UFO religions—or should they now be called UAP religions?—have long been of interest to scholars of religion. A recent piece on Religion Dispatches titled “With Release of Pentagon Report, UFO Narrative Belief System Is Suddenly Supported by Military Witness Testimonies,” by Diana Pasulka, explores this. Anyone following mainstream media is perhaps experiencing a bit of whiplash on the topic since, prior to admission of interest by the government, the official stance was to ridicule the entire topic. That’s the reason what were long known as Unidentified Flying Objects now have to be called Unidentified Aerial Phenomena. Since a government can never admit it made mistakes, it simply changes the terminology. My interest here, however, is in the connection with religion.
I’ve explored the connection between horror and religion from time to time—ahem—and so it is natural enough to wonder about the relationship between religion and UAPs. (Or should I stick with UFOs?) The two have some commonalities. Initially, both deal with the unknown. Indeed, the word monster comes from a root denoting an omen, or a revelation. Something isn’t a revelation unless it’s been keep hidden. So with UFOs. The government’s long interest, which had been somewhat successfully hidden, allowed for a reveal. Religions, however, tend to thrive on hidden things. The monotheistic religions, for example, claim to inform us about what God has chosen to reveal about (generally) himself. Even today when pushed into a theological corner, believers will appeal to mystery. Both monsters and UFOs live in mystery.

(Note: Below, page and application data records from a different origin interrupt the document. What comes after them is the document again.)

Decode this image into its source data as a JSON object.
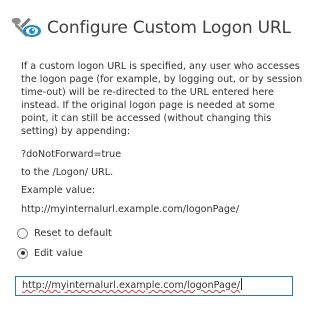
{
  "dialog": {
    "title": "Configure Custom Logon URL",
    "icon": "tools-eye-icon",
    "accent_color": "#1f8ad6"
  },
  "description": "If a custom logon URL is specified, any user who accesses the logon page (for example, by logging out, or by session time-out) will be re-directed to the URL entered here instead. If the original logon page is needed at some point, it can still be accessed (without changing this setting) by appending:",
  "query_param": "?doNotForward=true",
  "target_text": "to the /Logon/ URL.",
  "example_label": "Example value:",
  "example_value": "http://myinternalurl.example.com/logonPage/",
  "options": [
    {
      "label": "Reset to default",
      "checked": false
    },
    {
      "label": "Edit value",
      "checked": true
    }
  ],
  "url_input": {
    "value": "http://myinternalurl.example.com/logonPage/"
  }
}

Science prefers things out in the light. Is it any wonder that scientists are reluctant to apply themselves and their hard-earned credentials to the UAP problem? Those of us in religious studies generally have little to lose. It’s not like we’ve got prestige on our side, or some billion-dollar grant riding on our reputation. We can afford to take a look and monsters and other unknowns and see how they trigger the religious impulse. Pasulka’s article has more to do with credibility. UFO religions have long struggled with being considered outsider belief systems. UFOs were publicly ridiculed, so any religion that focused on them was, by extension, laughable. I’ve long believed that ridicule serves little purpose when it comes to belief systems. Making fun of a mystery is less common than shaming those who believe in what we’ve been told definitely isn’t real. Until suddenly it becomes real. Is there any question why religions develop when mysteries remain?